"I lost my mind in that moment," Cabrera said. "That's really hard, but there's nothing you can do. It happens. It was really good for Manny to be there and take me out."

Santana starts day after being pulled for lack of hustle

CLEVELAND -- Carlos Santana did not know if he would see his name in the Indians' lineup when he arrived at Progressive Field on Thursday morning for the team's game against Oakland. Santana was relieved to learn he was included.

One night earlier, Indians manager Manny Acta removed Santana from the club's 8-4 loss due to a lack of hustle.

"I worried," Santana said on Thursday. "He knows, and everybody knows, I want to play every day. After what happened last night, I wasn't sure if I'd play today."

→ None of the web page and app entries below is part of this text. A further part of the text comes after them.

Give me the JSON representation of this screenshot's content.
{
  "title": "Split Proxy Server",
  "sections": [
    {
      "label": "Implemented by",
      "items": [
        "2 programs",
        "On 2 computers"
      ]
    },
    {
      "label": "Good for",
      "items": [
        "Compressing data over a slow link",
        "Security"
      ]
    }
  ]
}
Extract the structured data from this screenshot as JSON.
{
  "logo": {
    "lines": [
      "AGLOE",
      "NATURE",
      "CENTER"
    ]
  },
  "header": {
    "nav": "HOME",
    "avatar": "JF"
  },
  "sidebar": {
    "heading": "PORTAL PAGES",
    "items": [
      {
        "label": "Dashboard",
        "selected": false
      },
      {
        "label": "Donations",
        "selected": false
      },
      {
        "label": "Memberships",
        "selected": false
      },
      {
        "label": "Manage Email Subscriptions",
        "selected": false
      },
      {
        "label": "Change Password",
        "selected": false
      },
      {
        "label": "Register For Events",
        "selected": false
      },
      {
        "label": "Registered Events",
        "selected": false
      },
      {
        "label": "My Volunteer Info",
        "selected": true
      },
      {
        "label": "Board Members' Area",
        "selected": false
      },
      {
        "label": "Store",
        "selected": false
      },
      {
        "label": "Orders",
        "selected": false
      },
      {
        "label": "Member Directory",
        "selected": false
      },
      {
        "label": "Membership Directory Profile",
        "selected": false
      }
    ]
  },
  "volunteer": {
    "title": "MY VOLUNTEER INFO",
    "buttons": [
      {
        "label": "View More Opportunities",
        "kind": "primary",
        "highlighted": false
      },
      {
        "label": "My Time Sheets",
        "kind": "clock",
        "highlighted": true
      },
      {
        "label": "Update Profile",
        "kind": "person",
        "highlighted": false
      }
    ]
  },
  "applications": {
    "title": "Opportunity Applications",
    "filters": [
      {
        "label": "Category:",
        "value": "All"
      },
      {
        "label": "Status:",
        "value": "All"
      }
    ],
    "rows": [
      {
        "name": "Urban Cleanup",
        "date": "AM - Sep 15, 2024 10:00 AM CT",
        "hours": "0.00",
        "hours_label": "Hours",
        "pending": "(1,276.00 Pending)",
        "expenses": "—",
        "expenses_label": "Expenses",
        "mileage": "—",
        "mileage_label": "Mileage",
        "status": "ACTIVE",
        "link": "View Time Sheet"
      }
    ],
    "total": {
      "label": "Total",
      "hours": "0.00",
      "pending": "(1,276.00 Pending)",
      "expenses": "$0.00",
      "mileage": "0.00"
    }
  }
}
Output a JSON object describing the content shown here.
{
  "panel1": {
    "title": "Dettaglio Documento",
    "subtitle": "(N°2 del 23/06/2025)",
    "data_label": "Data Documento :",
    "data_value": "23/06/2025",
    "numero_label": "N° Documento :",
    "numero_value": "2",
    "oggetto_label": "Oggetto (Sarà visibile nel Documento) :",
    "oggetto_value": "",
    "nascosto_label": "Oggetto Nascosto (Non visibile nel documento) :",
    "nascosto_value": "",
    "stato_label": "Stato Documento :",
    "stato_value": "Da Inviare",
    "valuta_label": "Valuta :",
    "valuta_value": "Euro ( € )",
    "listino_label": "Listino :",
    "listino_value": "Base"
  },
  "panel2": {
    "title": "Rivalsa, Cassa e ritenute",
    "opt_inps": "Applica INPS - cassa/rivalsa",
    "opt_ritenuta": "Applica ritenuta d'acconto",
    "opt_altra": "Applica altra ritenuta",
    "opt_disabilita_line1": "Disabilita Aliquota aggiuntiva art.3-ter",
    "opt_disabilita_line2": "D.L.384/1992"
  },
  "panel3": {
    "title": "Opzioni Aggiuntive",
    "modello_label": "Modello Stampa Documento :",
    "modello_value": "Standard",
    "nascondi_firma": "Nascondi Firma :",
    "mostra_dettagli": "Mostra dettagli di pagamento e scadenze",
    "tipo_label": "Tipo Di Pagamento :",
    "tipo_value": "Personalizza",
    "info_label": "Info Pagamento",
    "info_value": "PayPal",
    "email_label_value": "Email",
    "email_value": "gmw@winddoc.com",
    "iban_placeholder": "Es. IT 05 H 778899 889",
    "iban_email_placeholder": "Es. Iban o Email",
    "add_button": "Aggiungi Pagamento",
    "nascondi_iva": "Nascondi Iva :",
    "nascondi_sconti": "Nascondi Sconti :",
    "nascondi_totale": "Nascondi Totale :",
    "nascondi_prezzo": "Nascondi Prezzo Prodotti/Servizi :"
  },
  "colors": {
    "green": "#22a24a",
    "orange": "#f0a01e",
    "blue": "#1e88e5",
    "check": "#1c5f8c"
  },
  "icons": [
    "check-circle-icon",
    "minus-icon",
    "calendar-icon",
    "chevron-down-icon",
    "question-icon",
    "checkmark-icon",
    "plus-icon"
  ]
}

Cleveland's regular catcher was in the lineup as the designated hitter, in the fifth spot of the batting order.

Santana went 1-for-3 in Wednesday's loss, but was pulled from the game after running slowly up the first-base line on a groundout in the sixth inning. He was replaced by backup catcher Lou Marson in the field in the seventh. After the game, Acta said Santana looked "sluggish" in the field.

"We can be beat, but we're not going to be looking beaten," Acta said. "We need full effort from everybody."

Santana said his slow trot up the line stemmed from being upset with himself.

"It's something I'll learn from," he said. "I was running like that because I was mad about the pitch. It was a good pitch and I got a ground ball to third base. I was so mad at myself. I want to help the team."

Santana has been on an upswing of late, hitting .282 with a .402 on-base percentage, eight home runs, 10 doubles and 27 RBIs in his last 47 games, entering Thursday. In his previous 67 games, the catcher hit .219 with a .336 OBP, five homers, 12 doubles and 29 RBIs for Cleveland.

The catcher's recent improvement, however, has done little to help the team's place in the standings.

"The team is in a bad situation," Santana said. "But I'll be all right. I'll be giving everything 100 percent."

Smoke signals

• Indians manager Manny Acta was pleased with what he saw from rookie right-hander Corey Kluber in Wednesday's 8-4 loss to the A's. Kluber gave up four runs (three earned) in six innings, ending with seven strikeouts and no walks. Acta felt it was a step in the right direction for Kluber, who has a 2.25 ERA over his last three starts.

"It's very encouraging to see the way Corey threw the ball," Acta said. "That's what this is all about. Take a look at these guys, see how much progress they make, and if they can make a contribution here going forward. He pounded the strike zone and was very aggressive."

• Cleveland has not fared well in afternoon games this season. Entering Thursday's 12:05 p.m. ET tilt with Oakland, the Indians were just 16-30 (.348 winning percentage) in day games this season. That was the second-lowest winning percentage (Kansas City, .333) in day games this season for an American League club.

• Indians rookie reliever Cody Allen cruised through his first 12 Major League appearances (13 2/3 innings) without allowing a run (earned or unearned). In his last three outings (four innings), however, the young right-hander has given up four earned runs.

Quote to note
"It's really hard right now to be playing like that, losing every day. There's nothing to lose now. We've just got to go about it every day, try to win each game, and try the best we can for the city and for the fans."
-- Indians shortstop Asdrubal Cabrera

Jordan Bastian is a reporter for MLB.com. Read his blog, Major League Bastian, and follow him on Twitter @MLBastian. This story was not subject to the approval of Major League Baseball or its clubs.